[General] 1–2—(3)–4–5–6–7–8–9–10 [Academic]
The book requires little background knowledge and is easily accessible to most educated general audiences. You don’t need much else besides a cursory knowledge of some Japanese history and world history centering around the era of Imperialism, as well as a very basic knowledge of some aspects/impressions of Japanese culture. To even a casual watcher of anime, this should pose no problem, and indeed should not pose any significant challenge to the lay reader.
[Easy] 1–2–(3)–4–5–6–7–8–9–10 [Difficult]
Benfey’s style turns an argument into a narrative — several of them in fact — which are much more engaging than a usual academic argument. The way he makes the book a series of intertwining stories, and successfully does so, keeps the reader engaged throughout. His writing style is also colloquial enough that “non-literary” readers should have no problem following the stories he crafts. My only critique is that the material can get a quite dense at times, which slows down the story and causes the reader to disengage from the narrative to process information, but for me these moments were few and far between (but non-negligible).

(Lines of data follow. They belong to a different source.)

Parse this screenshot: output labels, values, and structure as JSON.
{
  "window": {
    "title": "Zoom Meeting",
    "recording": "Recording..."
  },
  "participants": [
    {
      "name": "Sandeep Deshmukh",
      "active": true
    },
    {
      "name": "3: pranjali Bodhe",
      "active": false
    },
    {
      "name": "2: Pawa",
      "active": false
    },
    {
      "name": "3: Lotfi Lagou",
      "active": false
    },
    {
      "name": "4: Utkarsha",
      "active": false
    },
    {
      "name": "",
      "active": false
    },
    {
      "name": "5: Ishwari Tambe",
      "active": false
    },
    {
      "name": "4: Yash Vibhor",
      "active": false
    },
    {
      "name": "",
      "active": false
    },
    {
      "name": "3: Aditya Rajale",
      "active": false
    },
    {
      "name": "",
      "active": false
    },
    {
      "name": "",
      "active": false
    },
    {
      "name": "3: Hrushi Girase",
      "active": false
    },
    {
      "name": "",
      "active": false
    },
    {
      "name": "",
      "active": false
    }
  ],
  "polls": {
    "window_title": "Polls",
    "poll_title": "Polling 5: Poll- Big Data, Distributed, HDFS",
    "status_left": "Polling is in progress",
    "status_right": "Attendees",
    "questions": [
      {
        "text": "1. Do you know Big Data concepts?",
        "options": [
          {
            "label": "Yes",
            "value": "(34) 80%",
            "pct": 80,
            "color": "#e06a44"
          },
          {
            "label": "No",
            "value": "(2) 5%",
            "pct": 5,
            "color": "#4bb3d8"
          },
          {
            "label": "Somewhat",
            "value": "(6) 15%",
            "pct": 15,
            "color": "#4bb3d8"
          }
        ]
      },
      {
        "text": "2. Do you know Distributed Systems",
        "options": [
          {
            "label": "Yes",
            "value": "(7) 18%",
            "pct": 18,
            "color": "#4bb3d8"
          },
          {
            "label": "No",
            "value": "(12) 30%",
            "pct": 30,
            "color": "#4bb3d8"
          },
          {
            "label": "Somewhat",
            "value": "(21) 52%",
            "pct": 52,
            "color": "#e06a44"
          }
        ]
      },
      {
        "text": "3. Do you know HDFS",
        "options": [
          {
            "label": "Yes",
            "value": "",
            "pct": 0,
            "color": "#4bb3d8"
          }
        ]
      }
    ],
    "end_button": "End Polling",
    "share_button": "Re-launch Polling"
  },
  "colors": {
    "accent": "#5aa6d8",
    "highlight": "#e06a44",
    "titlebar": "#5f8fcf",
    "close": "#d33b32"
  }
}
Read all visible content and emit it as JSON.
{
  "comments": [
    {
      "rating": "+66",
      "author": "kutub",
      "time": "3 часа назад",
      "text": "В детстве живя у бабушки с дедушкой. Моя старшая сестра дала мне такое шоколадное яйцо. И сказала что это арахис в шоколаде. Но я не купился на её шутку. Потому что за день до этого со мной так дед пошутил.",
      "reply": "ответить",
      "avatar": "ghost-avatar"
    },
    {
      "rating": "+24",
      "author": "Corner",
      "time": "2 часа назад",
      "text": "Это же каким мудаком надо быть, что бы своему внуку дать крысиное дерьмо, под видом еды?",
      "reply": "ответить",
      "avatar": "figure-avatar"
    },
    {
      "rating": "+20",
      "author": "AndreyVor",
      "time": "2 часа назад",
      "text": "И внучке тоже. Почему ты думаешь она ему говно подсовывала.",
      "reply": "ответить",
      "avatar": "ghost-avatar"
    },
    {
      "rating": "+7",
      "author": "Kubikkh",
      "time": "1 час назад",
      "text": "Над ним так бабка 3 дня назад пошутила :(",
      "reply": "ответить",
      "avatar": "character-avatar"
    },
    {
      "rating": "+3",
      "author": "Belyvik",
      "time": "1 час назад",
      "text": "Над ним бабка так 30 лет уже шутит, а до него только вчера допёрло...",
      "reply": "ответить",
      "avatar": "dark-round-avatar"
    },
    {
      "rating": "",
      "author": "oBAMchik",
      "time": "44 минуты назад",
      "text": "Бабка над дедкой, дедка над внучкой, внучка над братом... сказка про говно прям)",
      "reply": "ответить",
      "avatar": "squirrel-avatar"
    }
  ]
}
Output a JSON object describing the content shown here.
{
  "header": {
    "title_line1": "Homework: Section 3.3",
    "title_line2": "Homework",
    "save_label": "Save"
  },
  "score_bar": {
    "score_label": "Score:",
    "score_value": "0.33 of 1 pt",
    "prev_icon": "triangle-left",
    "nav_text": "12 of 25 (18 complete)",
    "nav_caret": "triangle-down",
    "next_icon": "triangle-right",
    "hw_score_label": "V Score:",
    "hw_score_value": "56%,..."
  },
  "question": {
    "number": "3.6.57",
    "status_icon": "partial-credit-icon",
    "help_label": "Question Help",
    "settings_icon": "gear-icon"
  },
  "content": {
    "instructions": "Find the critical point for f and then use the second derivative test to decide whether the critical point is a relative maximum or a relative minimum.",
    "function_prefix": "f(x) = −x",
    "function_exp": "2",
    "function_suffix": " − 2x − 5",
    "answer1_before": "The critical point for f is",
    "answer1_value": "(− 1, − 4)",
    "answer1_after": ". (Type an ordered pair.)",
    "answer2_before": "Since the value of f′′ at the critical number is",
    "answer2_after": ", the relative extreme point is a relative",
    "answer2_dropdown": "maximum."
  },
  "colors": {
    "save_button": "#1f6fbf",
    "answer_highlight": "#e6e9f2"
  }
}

[Widely applicable] 1–(2)–3–4–5–6–7–8–9–10 [Niche]
Benfey’s core argument is not really all that applicable except for a historical perspective. He wants to show that change in Japan went both ways, trying to overturn the common perception of the Meiji erea as one of Japan simply importing Western ways in order to modernize, and the content of his book is all surrounding material that disproves this. This is an incredibly niche argument on its own, interesting only to people interested in Japanese history (and already documented in the arts as the Japonisme movement). However, many of the concepts surrounding his core argument are widely applicable. His book touches on features of globalization, consumerism, fan culture, soft power, postmodernism, and more as it goes about its narrative, and the way that these interact in the Meiji era – the period he focuses on – are widely applicable today. Doubly so if we’re trying to talk about anime today.
[Effective] 1–2–3–4–5–6–(7)–8–9–10 [Ineffective]
Benfey’s greatest success is also his greatest flaw — turning his argument into a connected series of narratives. Doing so renders the book extremely engaging and accessible; however, it also means his idea loses its generality and thus most of its force. Yes, he shows (very thoroughly) that for a small group of rich elites that his argument holds, but he barely (if ever) discusses generalities because it would derail the narratives. Even if he only took a break from his stories for a few pages, such generalizing statements would have enormously strengthened his argument. While some additional research indicates that his thesis does seem to hold more generally (and so is true), the fact that it isn’t apparent from just the book itself means that the argument is not the most effective, although it is quite compelling regardless. Another caveat is that Benfey’s characters make up a very specific demographic (and are all American), and can be seen as a more “elitist” group of a more general “craze for things Japanese” trend going on at the time. But this too feature too is ignored.
[Useful] 1–2–(3)–4–5–6–7–8–9–10 [Useless]
The Great Wave is an accessible, engaging read that provides not only good historical information but also much insight concerning some of the cultural dynamics at play in the world today. While it’s narrative style ultimately hampers the effectiveness of the argument (in isolation), the book is still well worth the read if you’re interested in any of the above.